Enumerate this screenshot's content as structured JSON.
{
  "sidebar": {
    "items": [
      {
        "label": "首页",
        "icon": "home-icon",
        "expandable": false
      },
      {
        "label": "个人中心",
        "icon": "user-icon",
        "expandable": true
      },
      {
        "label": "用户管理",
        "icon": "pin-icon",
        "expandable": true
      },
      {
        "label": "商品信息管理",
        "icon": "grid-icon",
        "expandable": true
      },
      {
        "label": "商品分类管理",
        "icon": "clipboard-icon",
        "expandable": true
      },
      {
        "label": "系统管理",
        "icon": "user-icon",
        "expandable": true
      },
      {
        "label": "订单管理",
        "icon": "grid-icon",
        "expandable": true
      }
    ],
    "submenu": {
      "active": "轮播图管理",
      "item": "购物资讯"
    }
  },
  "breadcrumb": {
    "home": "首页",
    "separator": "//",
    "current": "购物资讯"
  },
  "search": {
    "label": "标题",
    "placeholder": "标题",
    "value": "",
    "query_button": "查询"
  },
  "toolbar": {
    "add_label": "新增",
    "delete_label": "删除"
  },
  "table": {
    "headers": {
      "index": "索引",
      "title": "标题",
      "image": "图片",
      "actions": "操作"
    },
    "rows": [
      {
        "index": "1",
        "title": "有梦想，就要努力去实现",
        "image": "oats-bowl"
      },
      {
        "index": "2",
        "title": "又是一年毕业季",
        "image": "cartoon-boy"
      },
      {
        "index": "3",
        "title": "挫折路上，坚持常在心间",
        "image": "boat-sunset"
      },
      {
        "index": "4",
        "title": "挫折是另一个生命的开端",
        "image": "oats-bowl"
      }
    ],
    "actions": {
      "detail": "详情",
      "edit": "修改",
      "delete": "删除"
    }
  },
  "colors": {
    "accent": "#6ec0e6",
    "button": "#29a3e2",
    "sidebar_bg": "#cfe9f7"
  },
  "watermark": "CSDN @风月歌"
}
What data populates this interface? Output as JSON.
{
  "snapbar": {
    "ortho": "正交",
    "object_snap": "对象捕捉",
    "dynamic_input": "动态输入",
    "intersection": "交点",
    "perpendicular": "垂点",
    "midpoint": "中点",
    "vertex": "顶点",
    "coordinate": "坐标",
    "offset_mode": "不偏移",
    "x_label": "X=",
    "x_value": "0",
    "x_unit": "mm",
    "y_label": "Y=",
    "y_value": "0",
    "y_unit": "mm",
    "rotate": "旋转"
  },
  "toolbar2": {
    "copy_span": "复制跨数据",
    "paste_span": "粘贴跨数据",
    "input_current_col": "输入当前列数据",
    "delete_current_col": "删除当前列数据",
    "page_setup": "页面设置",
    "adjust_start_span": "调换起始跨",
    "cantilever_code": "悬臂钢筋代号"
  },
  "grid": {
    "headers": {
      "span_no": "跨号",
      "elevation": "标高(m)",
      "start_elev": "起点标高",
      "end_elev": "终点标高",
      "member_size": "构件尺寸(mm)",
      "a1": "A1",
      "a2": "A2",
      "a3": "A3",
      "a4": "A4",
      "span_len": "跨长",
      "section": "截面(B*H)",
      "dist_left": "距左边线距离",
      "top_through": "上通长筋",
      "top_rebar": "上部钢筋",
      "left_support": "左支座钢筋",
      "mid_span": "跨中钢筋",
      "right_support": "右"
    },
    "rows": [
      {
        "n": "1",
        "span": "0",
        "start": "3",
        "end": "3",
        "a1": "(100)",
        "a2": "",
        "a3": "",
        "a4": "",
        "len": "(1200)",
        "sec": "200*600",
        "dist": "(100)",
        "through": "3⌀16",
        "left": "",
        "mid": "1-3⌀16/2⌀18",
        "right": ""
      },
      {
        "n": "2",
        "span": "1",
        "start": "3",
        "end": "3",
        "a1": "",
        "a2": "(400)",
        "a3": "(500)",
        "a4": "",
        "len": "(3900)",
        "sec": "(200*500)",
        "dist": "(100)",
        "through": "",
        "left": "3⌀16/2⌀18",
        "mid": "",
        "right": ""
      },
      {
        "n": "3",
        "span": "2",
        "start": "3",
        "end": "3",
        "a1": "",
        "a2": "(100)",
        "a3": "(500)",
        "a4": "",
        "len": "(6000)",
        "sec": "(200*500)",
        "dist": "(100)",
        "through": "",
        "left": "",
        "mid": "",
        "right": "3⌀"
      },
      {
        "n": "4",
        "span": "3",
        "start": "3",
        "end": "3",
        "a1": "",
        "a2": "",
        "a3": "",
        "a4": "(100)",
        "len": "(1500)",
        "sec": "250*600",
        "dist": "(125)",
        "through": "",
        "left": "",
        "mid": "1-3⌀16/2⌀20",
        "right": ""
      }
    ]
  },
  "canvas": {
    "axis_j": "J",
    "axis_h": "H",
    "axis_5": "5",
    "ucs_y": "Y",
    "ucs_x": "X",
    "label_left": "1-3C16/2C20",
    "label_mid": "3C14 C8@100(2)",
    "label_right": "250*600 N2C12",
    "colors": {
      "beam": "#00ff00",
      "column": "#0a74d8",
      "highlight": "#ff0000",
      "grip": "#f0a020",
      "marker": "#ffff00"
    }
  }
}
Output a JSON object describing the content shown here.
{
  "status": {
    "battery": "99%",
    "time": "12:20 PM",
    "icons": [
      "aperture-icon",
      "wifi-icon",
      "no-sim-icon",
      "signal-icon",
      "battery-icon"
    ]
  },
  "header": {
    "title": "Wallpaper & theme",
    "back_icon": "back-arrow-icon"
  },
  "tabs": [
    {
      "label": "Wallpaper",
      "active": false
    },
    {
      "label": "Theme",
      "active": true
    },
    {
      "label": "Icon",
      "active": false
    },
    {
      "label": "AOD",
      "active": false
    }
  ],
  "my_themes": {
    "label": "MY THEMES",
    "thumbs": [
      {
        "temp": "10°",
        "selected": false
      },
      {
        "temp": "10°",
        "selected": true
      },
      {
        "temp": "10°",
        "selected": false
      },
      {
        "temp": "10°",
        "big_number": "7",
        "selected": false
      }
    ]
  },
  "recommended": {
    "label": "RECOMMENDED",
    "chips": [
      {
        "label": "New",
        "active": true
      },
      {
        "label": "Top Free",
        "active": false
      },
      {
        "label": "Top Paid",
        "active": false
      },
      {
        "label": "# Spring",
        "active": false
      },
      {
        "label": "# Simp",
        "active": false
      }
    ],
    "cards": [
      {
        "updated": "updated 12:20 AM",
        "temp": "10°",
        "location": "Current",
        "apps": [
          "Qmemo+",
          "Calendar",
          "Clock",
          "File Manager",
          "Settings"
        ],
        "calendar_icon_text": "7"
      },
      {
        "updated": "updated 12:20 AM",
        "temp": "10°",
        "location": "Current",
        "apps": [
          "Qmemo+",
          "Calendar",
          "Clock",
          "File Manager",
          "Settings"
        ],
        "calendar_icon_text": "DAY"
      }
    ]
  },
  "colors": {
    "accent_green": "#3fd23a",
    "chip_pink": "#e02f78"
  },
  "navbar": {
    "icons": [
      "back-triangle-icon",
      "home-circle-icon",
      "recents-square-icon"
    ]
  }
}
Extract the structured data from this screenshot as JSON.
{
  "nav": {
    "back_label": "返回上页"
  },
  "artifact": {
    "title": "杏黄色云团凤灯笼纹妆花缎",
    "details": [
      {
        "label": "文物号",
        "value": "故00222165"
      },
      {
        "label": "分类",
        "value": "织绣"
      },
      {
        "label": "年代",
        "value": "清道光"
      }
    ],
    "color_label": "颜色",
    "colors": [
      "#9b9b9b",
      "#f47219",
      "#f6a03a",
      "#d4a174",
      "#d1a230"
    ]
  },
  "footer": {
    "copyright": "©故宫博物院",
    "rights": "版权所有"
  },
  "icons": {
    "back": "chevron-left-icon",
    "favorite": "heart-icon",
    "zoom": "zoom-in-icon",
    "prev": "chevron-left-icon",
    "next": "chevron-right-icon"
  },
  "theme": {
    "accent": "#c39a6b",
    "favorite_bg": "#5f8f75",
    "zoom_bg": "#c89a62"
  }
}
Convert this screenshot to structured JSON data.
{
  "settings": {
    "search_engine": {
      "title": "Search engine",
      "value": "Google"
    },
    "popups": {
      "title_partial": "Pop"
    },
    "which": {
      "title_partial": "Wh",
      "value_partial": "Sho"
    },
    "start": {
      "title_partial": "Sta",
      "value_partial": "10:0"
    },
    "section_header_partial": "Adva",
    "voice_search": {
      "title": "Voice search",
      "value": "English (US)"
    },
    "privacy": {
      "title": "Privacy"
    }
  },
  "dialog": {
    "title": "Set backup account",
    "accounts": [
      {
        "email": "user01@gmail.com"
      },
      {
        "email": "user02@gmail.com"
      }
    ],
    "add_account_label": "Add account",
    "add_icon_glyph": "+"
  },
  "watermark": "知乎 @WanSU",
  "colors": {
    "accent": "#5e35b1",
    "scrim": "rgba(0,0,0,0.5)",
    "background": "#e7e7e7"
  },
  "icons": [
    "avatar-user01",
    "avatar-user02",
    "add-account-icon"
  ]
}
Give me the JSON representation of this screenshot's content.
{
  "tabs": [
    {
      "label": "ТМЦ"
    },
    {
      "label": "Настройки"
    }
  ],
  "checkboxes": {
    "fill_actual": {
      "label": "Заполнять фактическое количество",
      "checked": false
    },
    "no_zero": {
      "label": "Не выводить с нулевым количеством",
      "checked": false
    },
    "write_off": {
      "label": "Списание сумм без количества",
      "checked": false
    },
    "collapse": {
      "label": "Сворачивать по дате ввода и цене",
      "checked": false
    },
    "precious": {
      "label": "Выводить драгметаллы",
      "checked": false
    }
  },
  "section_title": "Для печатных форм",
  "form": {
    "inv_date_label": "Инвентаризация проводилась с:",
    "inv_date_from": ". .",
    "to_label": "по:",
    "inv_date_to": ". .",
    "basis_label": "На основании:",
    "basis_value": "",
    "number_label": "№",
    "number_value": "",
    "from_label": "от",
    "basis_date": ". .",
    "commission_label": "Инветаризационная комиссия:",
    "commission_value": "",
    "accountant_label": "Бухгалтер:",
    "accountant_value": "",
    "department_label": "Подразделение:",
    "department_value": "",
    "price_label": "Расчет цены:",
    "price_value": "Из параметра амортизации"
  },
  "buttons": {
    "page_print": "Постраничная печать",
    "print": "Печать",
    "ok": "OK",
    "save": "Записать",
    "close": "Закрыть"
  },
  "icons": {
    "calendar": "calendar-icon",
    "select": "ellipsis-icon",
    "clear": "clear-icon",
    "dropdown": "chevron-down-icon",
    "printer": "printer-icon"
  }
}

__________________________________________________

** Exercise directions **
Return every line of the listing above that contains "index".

** Expected answer **
      "index": "索引",
        "index": "1",
        "index": "2",
        "index": "3",
        "index": "4",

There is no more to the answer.